- Loneliness. Many people feel lonely at the holidays. You may be missing loved ones who are gone or far away; you may feel you don’t have any place to belong or anyone who cares about you. In a season where it seems that everyone else is surrounded by friends and family, both of these can feel especially difficult.
- Health. During the holidays, you may eat more—and less healthy—food than you usually do. You may drink more alcohol or coffee. You may also exercise less, get less sleep, and spend more time sitting down. All of these things reduce physical well-being and, because of that, make it harder to deal with challenges that you can usually manage with no problems.
What are some things you can do?
- Expect the unexpected. Yes, the holidays can be unpredictable. And as silly as it sounds, sometimes just reminding yourself that you are in the “unpredictability zone” can help. If you are aware that you are disconnected from daily routines and connections, and that this is likely to feel uncomfortable, you may be able to deal with it better. In addition, if you can think of ways to stay connected with what’s familiar (taking pictures of family or friends with you as you travel, waking up at the same time every day, etc.), this may help as well.
- Check your expectations.If you find yourself feeling disheartened or stressed, see if you can track the feeling back to an unmet expectation. Once you’ve done that you can decide whether the expectation is unrealistic and should be changed, or whether you need to work harder to meet it. It’s also important to recognize that you do not have to accept all the expectations other people have for you. It may not always be comfortable to reject others’ ideas about how you should look, feel, or live your life, but it’s a lot better than driving yourself crazy trying to be someone you are not.
- Reach out.If you are feeling lonely, taking an active step to connect with others can help. This might mean calling a friend or family member, volunteering for an organization that helps others, or finding someone else who is also feeling lonely and planning an activity. It is a very common experience to feel isolated at the holidays, and often the connection you make will be just as helpful to the other person as it is to you.
- Take care of yourself.You will be able to cope with challenges more effectively if your physical energy is strong. Think about what will be most helpful in making you feel healthy. Getting lots of sleep, making good food choices, drinking extra water, getting outside for a walk…whatever it is, make it a high priority for yourself. With more energy, challenges that might otherwise seem overwhelming are likely to look smaller and more manageable.

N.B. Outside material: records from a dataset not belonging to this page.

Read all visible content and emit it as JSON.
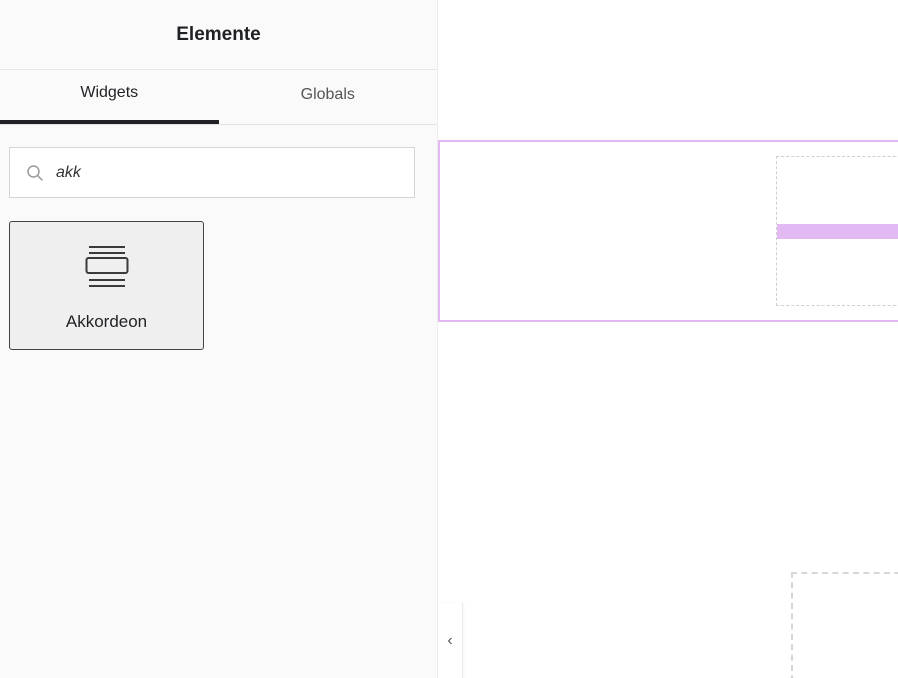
{
  "panel": {
    "title": "Elemente",
    "tabs": [
      {
        "label": "Widgets",
        "active": true
      },
      {
        "label": "Globals",
        "active": false
      }
    ],
    "search": {
      "value": "akk",
      "icon": "search-icon"
    },
    "results": [
      {
        "label": "Akkordeon",
        "icon": "accordion-icon"
      }
    ]
  },
  "canvas": {
    "collapse_toggle_glyph": "‹",
    "accent_color": "#e3b9f3"
  }
}
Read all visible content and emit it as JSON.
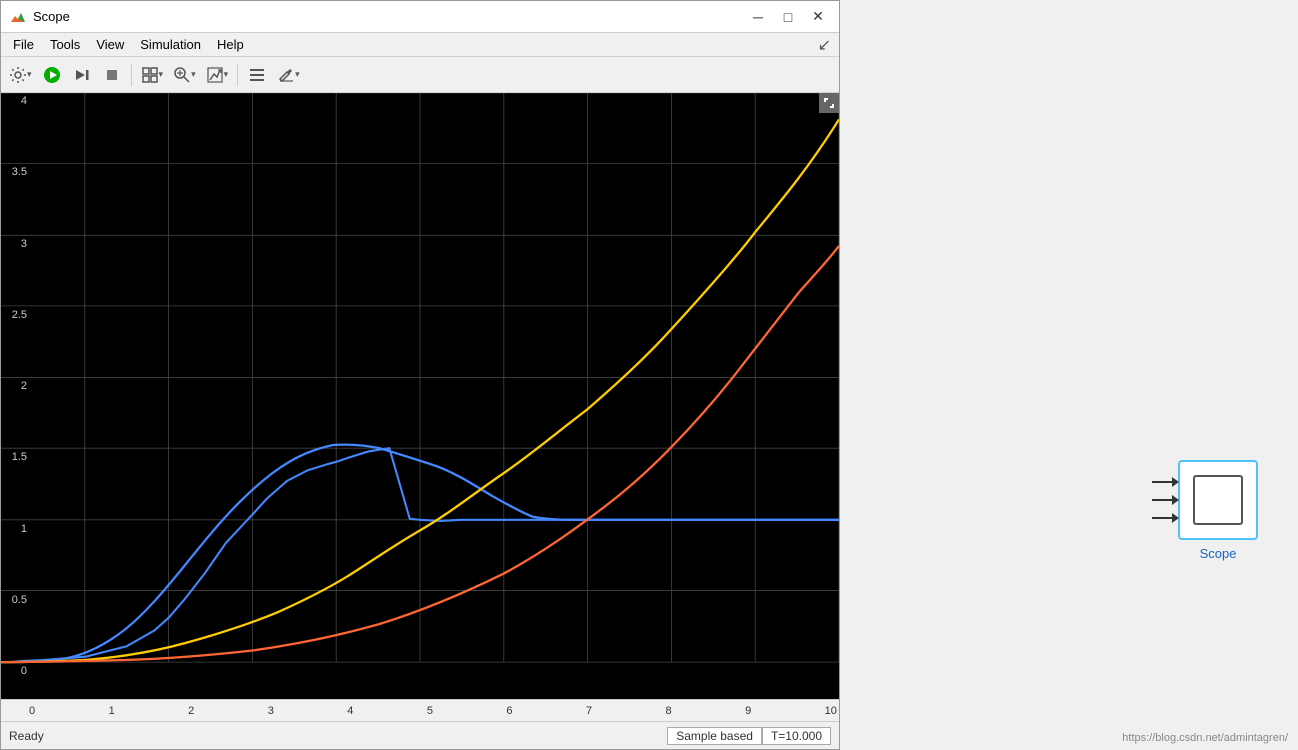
{
  "window": {
    "title": "Scope",
    "icon_color": "#e04000"
  },
  "titlebar": {
    "minimize_label": "─",
    "maximize_label": "□",
    "close_label": "✕"
  },
  "menubar": {
    "items": [
      {
        "label": "File"
      },
      {
        "label": "Tools"
      },
      {
        "label": "View"
      },
      {
        "label": "Simulation"
      },
      {
        "label": "Help"
      }
    ],
    "corner": "↙"
  },
  "toolbar": {
    "buttons": [
      {
        "name": "settings",
        "icon": "⚙",
        "dropdown": true
      },
      {
        "name": "run",
        "icon": "▶",
        "color": "#00b000"
      },
      {
        "name": "step-forward",
        "icon": "⏭"
      },
      {
        "name": "stop",
        "icon": "⏹"
      },
      {
        "name": "layout",
        "icon": "⊞",
        "dropdown": true
      },
      {
        "name": "zoom",
        "icon": "🔍",
        "dropdown": true
      },
      {
        "name": "autoscale",
        "icon": "⤢",
        "dropdown": true
      },
      {
        "name": "legend",
        "icon": "≡"
      },
      {
        "name": "edit",
        "icon": "✎",
        "dropdown": true
      }
    ]
  },
  "plot": {
    "background": "#000000",
    "grid_color": "#444444",
    "y_min": 0,
    "y_max": 4,
    "x_min": 0,
    "x_max": 10,
    "y_labels": [
      "0",
      "0.5",
      "1",
      "1.5",
      "2",
      "2.5",
      "3",
      "3.5",
      "4"
    ],
    "x_labels": [
      "0",
      "1",
      "2",
      "3",
      "4",
      "5",
      "6",
      "7",
      "8",
      "9",
      "10"
    ],
    "traces": [
      {
        "color": "#4488ff",
        "name": "blue-trace"
      },
      {
        "color": "#ffcc00",
        "name": "yellow-trace"
      },
      {
        "color": "#ff6633",
        "name": "red-trace"
      }
    ]
  },
  "statusbar": {
    "ready_label": "Ready",
    "sample_based_label": "Sample based",
    "time_label": "T=10.000"
  },
  "scope_block": {
    "label": "Scope"
  },
  "watermark": {
    "text": "https://blog.csdn.net/admintagren/"
  }
}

Recognizing the challenges that the holidays can bring and taking steps to deal with them will help you end the year on a more positive note. And joy is contagious. When you are feeling happier, you are likely to influence others to feel better as well. That’s the best gift you can give!